_Your objective_:
The lines to find are those in the entries that hold the word "selected"; copy every one of them.

*** Opening Dataset records ***

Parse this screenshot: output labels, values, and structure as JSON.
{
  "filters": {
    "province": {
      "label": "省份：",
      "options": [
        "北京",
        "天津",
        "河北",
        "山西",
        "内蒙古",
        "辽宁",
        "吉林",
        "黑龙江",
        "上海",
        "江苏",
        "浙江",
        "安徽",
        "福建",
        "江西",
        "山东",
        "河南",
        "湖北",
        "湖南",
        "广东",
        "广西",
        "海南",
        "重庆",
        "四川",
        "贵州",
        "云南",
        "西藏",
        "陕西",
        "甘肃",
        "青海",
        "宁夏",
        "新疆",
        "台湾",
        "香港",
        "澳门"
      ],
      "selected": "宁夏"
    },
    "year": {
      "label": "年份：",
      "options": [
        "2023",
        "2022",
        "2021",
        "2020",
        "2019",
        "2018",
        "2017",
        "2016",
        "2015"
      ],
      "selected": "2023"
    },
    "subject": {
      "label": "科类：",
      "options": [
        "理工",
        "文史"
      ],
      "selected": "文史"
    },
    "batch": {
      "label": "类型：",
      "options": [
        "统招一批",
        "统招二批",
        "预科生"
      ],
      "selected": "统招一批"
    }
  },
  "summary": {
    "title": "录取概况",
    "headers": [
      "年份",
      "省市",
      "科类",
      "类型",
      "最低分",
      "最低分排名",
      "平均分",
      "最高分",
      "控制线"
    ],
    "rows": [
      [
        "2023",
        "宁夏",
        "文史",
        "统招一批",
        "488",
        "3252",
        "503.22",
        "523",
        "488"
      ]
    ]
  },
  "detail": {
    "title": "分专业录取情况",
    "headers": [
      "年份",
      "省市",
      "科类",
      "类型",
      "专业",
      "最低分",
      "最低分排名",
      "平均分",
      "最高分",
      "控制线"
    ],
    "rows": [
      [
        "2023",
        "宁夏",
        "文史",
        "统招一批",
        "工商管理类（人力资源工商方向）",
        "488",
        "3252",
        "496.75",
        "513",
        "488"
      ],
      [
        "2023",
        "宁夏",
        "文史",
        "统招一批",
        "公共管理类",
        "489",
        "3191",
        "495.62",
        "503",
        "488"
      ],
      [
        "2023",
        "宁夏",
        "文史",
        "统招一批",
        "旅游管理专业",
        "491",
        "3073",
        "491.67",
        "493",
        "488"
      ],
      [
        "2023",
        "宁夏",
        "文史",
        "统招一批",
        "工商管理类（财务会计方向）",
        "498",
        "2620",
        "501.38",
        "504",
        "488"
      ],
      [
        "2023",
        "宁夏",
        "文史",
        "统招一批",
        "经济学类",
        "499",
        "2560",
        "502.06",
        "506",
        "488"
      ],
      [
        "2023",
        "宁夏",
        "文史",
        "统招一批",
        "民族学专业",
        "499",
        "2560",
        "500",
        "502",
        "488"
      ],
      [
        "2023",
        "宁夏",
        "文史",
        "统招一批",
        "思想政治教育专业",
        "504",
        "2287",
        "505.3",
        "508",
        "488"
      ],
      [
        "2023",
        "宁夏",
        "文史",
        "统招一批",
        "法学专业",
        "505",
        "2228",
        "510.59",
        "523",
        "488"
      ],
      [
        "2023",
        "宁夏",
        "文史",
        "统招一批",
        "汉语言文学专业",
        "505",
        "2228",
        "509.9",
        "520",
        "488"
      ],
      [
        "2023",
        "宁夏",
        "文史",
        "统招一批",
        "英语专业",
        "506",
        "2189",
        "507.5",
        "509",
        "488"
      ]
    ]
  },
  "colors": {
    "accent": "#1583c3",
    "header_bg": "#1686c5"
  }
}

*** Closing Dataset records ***

_Worked solution_:
      "selected": "宁夏"
      "selected": "2023"
      "selected": "文史"
      "selected": "统招一批"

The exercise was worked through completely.